Supermarkets taking drastic action to stop baby formula hoarders

Australian supermarkets have resorted to drastic new measures to stop shoppers raiding shelves of baby formula in a bid to make huge profits by shipping it off to China.

Eager shoppers stockpiling highly-sought-after brands of baby formula has become a familiar sight in Australia over recent years.

It has caused fury among mums who have struggled to find formula for their babies as a result of the online scheme.

While major supermarkets had previously introduced a limit to how many tins shoppers can purchase at once, Coles have now taken that one step further to help stop the practice known as Daigou.

Some supermarkets are going to extreme lengths to stop baby formula being cleared from shelves and sold at huge profits in China. Source: Sunrise

Tins are being taken out of the supermarket aisle and are instead being kept behind the counter with cigarettes and razors.

A sign spotted in a Coles supermarket in Five Dock, Sydney, read “Attention customers, A2 and Aptamil Gold Baby Formula is located at the service desk”.

Formula worth $20 to $30 has been spotted online selling for as much as $100 per tin overseas.

Sunrise guest commentator Ron Wilson said the idea makes sense if it helps take care of local families struggling to get their hands on the right formula.

This sign was spotted in a Coles supermarket in Five Dock, Sydney. Source: Sunrise

“I think this is not a bad idea, they’ve tried to ration it by getting people to do the right thing with the product on the shelves and that is not working,” he said.

“I think this idea of physically rationing it out is the only way to go.”

Experts believe the high demand for Australian formula is a result of long-running contamination issues within Chinese milk products.

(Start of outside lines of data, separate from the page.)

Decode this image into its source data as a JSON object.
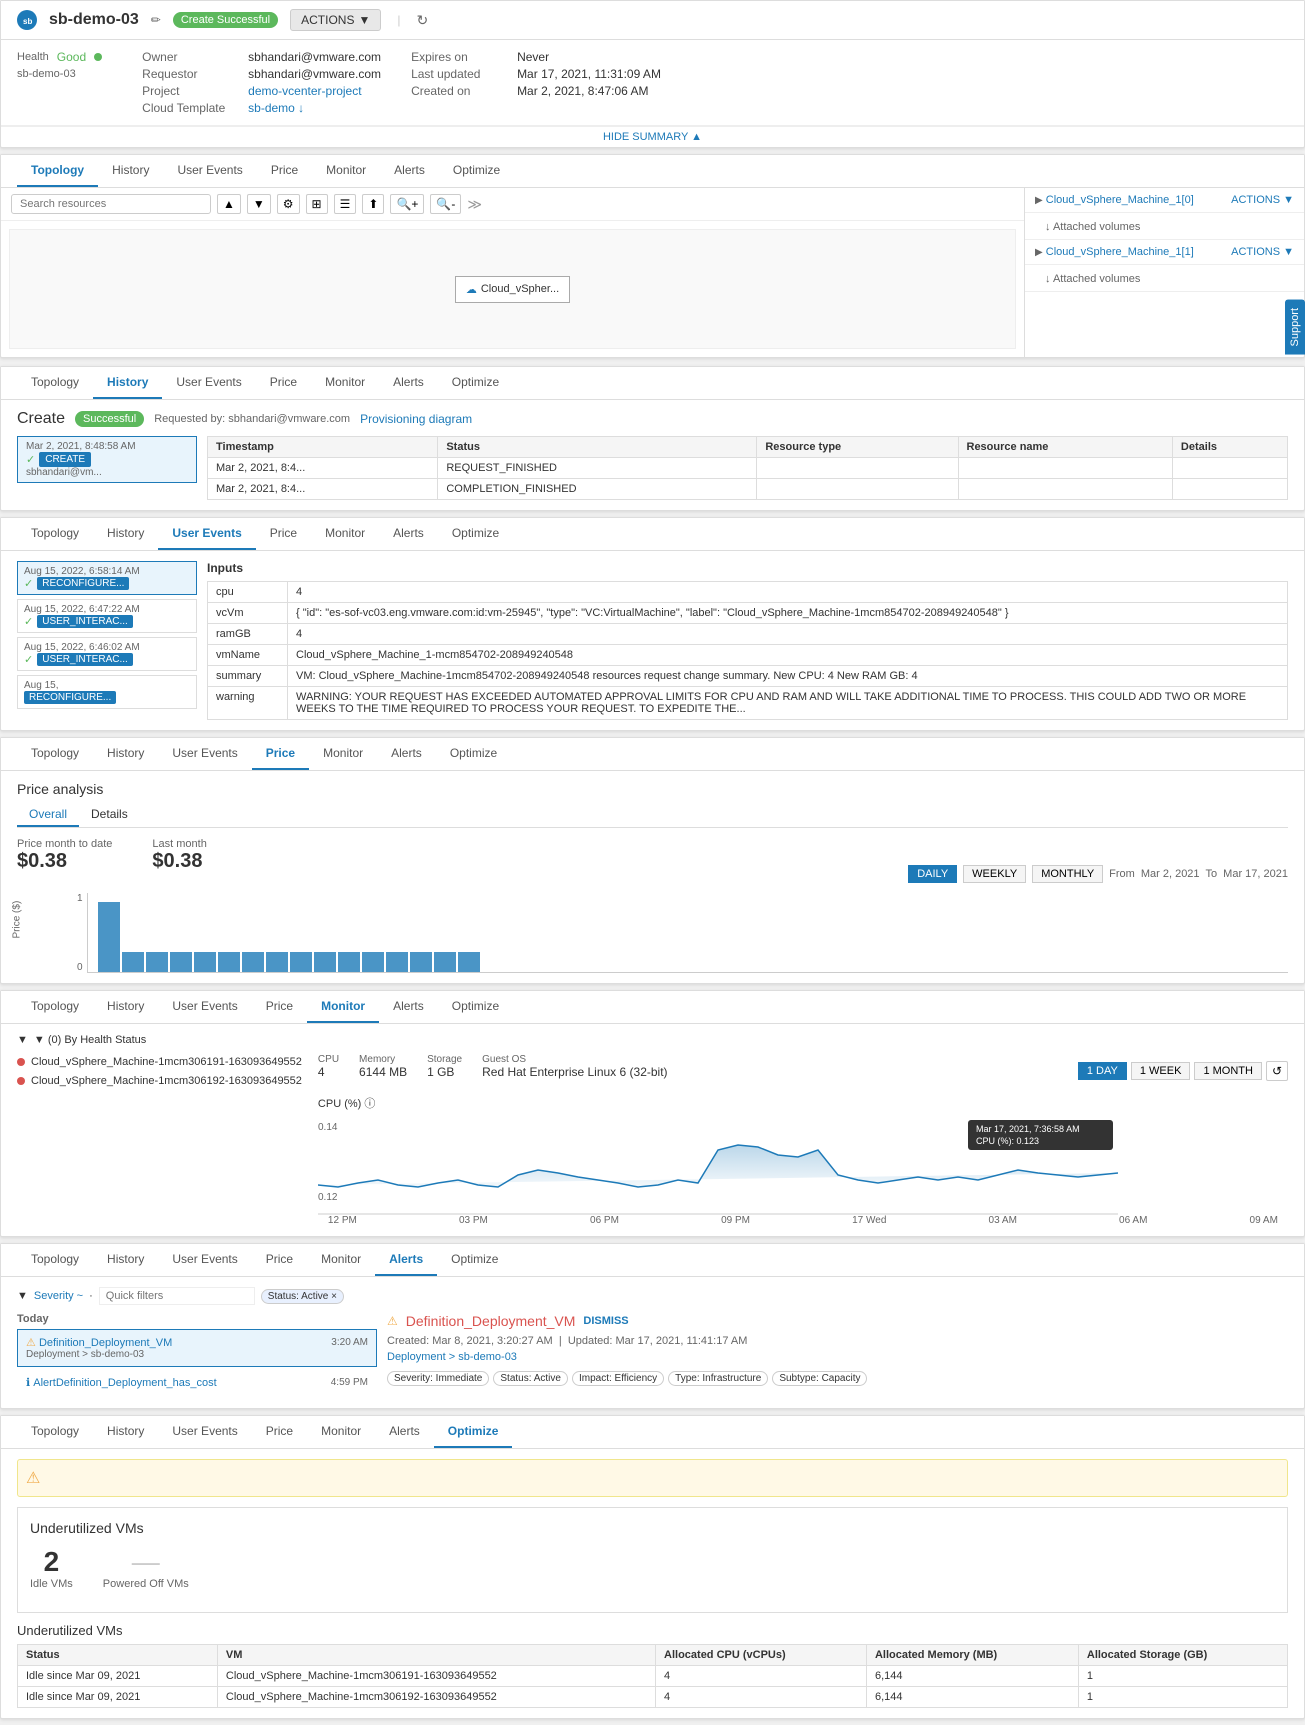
{
  "header": {
    "logo_text": "sb",
    "title": "sb-demo-03",
    "edit_icon": "✏",
    "badge": "Create Successful",
    "actions_label": "ACTIONS",
    "refresh_icon": "↻"
  },
  "summary": {
    "health_label": "Health",
    "health_value": "Good",
    "device_label": "sb-demo-03",
    "hide_summary": "HIDE SUMMARY ▲",
    "fields": {
      "owner_label": "Owner",
      "owner_value": "sbhandari@vmware.com",
      "requestor_label": "Requestor",
      "requestor_value": "sbhandari@vmware.com",
      "project_label": "Project",
      "project_value": "demo-vcenter-project",
      "cloud_template_label": "Cloud Template",
      "cloud_template_value": "sb-demo ↓",
      "expires_label": "Expires on",
      "expires_value": "Never",
      "last_updated_label": "Last updated",
      "last_updated_value": "Mar 17, 2021, 11:31:09 AM",
      "created_label": "Created on",
      "created_value": "Mar 2, 2021, 8:47:06 AM"
    }
  },
  "tabs": {
    "topology": "Topology",
    "history": "History",
    "user_events": "User Events",
    "price": "Price",
    "monitor": "Monitor",
    "alerts": "Alerts",
    "optimize": "Optimize"
  },
  "topology_panel": {
    "tab_active": "Topology",
    "search_placeholder": "Search resources",
    "expand_icon": "≫",
    "vm_node": "Cloud_vSpher...",
    "resources": [
      {
        "name": "Cloud_vSphere_Machine_1[0]",
        "actions": "ACTIONS ▼",
        "sub": "↓ Attached volumes"
      },
      {
        "name": "Cloud_vSphere_Machine_1[1]",
        "actions": "ACTIONS ▼",
        "sub": "↓ Attached volumes"
      }
    ]
  },
  "history_panel": {
    "tab_active": "History",
    "create_title": "Create",
    "badge": "Successful",
    "requested_by": "Requested by: sbhandari@vmware.com",
    "provisioning_link": "Provisioning diagram",
    "event": {
      "date": "Mar 2, 2021,",
      "time": "8:48:58 AM",
      "user": "sbhandari@vm...",
      "badge": "CREATE"
    },
    "table": {
      "headers": [
        "Timestamp",
        "Status",
        "Resource type",
        "Resource name",
        "Details"
      ],
      "rows": [
        {
          "timestamp": "Mar 2, 2021, 8:4...",
          "status": "REQUEST_FINISHED",
          "resource_type": "",
          "resource_name": "",
          "details": ""
        },
        {
          "timestamp": "Mar 2, 2021, 8:4...",
          "status": "COMPLETION_FINISHED",
          "resource_type": "",
          "resource_name": "",
          "details": ""
        }
      ]
    }
  },
  "user_events_panel": {
    "tab_active": "User Events",
    "inputs_title": "Inputs",
    "events": [
      {
        "date": "Aug 15, 2022,",
        "time": "6:58:14 AM",
        "badge": "RECONFIGURE...",
        "badge_color": "blue",
        "check": true
      },
      {
        "date": "Aug 15, 2022,",
        "time": "6:47:22 AM",
        "badge": "USER_INTERAC...",
        "badge_color": "blue",
        "check": true
      },
      {
        "date": "Aug 15, 2022,",
        "time": "6:46:02 AM",
        "badge": "USER_INTERAC...",
        "badge_color": "blue",
        "check": true
      },
      {
        "date": "Aug 15,",
        "time": "",
        "badge": "RECONFIGURE...",
        "badge_color": "blue",
        "check": false
      }
    ],
    "inputs": [
      {
        "key": "cpu",
        "value": "4"
      },
      {
        "key": "vcVm",
        "value": "{ \"id\": \"es-sof-vc03.eng.vmware.com:id:vm-25945\", \"type\": \"VC:VirtualMachine\", \"label\": \"Cloud_vSphere_Machine-1mcm854702-208949240548\" }"
      },
      {
        "key": "ramGB",
        "value": "4"
      },
      {
        "key": "vmName",
        "value": "Cloud_vSphere_Machine-1mcm854702-208949240548"
      },
      {
        "key": "summary",
        "value": "VM: Cloud_vSphere_Machine-1mcm854702-208949240548 resources request change summary. New CPU: 4 New RAM GB: 4"
      },
      {
        "key": "warning",
        "value": "WARNING: YOUR REQUEST HAS EXCEEDED AUTOMATED APPROVAL LIMITS FOR CPU AND RAM AND WILL TAKE ADDITIONAL TIME TO PROCESS. THIS COULD ADD TWO OR MORE WEEKS TO THE TIME REQUIRED TO PROCESS YOUR REQUEST. TO EXPEDITE THE..."
      }
    ]
  },
  "price_panel": {
    "tab_active": "Price",
    "title": "Price analysis",
    "subtabs": [
      "Overall",
      "Details"
    ],
    "active_subtab": "Overall",
    "price_month_to_date_label": "Price month to date",
    "price_month_to_date_value": "$0.38",
    "last_month_label": "Last month",
    "last_month_value": "$0.38",
    "period_buttons": [
      "DAILY",
      "WEEKLY",
      "MONTHLY"
    ],
    "active_period": "DAILY",
    "from_label": "From",
    "from_date": "Mar 2, 2021",
    "to_label": "To",
    "to_date": "Mar 17, 2021",
    "y_max": "1",
    "y_zero": "0",
    "y_axis_label": "Price ($)",
    "bars": [
      70,
      20,
      20,
      20,
      20,
      20,
      20,
      20,
      20,
      20,
      20,
      20,
      20,
      20,
      20,
      20
    ]
  },
  "monitor_panel": {
    "tab_active": "Monitor",
    "filter_title": "▼ (0) By Health Status",
    "vms": [
      "Cloud_vSphere_Machine-1mcm306191-163093649552",
      "Cloud_vSphere_Machine-1mcm306192-163093649552"
    ],
    "detail": {
      "cpu_label": "CPU",
      "cpu_value": "4",
      "memory_label": "Memory",
      "memory_value": "6144 MB",
      "storage_label": "Storage",
      "storage_value": "1 GB",
      "os_label": "Guest OS",
      "os_value": "Red Hat Enterprise Linux 6 (32-bit)"
    },
    "period_buttons": [
      "1 DAY",
      "1 WEEK",
      "1 MONTH"
    ],
    "active_period": "1 DAY",
    "cpu_chart_title": "CPU (%) ⓘ",
    "y_values": [
      "0.14",
      "0.12"
    ],
    "x_labels": [
      "12 PM",
      "03 PM",
      "06 PM",
      "09 PM",
      "17 Wed",
      "03 AM",
      "06 AM",
      "09 AM"
    ],
    "tooltip": {
      "date": "Mar 17, 2021, 7:36:58 AM",
      "value": "CPU (%): 0.123"
    }
  },
  "alerts_panel": {
    "tab_active": "Alerts",
    "severity_label": "Severity ~",
    "quick_filters_placeholder": "Quick filters",
    "status_tag": "Status: Active ×",
    "section_today": "Today",
    "alerts": [
      {
        "icon": "warn",
        "name": "Definition_Deployment_VM",
        "time": "3:20 AM",
        "sub": "Deployment > sb-demo-03"
      },
      {
        "icon": "info",
        "name": "AlertDefinition_Deployment_has_cost",
        "time": "4:59 PM",
        "sub": ""
      }
    ],
    "detail": {
      "name": "Definition_Deployment_VM",
      "dismiss": "DISMISS",
      "created": "Created: Mar 8, 2021, 3:20:27 AM",
      "updated": "Updated: Mar 17, 2021, 11:41:17 AM",
      "path": "Deployment > sb-demo-03",
      "tags": [
        "Severity: Immediate",
        "Status: Active",
        "Impact: Efficiency",
        "Type: Infrastructure",
        "Subtype: Capacity"
      ]
    }
  },
  "optimize_panel": {
    "tab_active": "Optimize",
    "warning_text": "",
    "underutilized_title": "Underutilized VMs",
    "idle_vms_label": "Idle VMs",
    "idle_vms_value": "2",
    "powered_off_label": "Powered Off VMs",
    "powered_off_value": "—",
    "table_title": "Underutilized VMs",
    "table_headers": [
      "Status",
      "VM",
      "Allocated CPU (vCPUs)",
      "Allocated Memory (MB)",
      "Allocated Storage (GB)"
    ],
    "table_rows": [
      {
        "status": "Idle since Mar 09, 2021",
        "vm": "Cloud_vSphere_Machine-1mcm306191-163093649552",
        "cpu": "4",
        "memory": "6,144",
        "storage": "1"
      },
      {
        "status": "Idle since Mar 09, 2021",
        "vm": "Cloud_vSphere_Machine-1mcm306192-163093649552",
        "cpu": "4",
        "memory": "6,144",
        "storage": "1"
      }
    ]
  },
  "support": {
    "label": "Support"
  }
}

Earlier this year, a My Chemist store in Melbourne came under fire after shoppers were allowed to stock up on the baby formula before the tins even hit the shelves.

Video taken outside the CBD store shows shoppers queuing outside in the early hours of the morning, waiting for the doors to open before racing in and nabbing the tins straight from a trolley.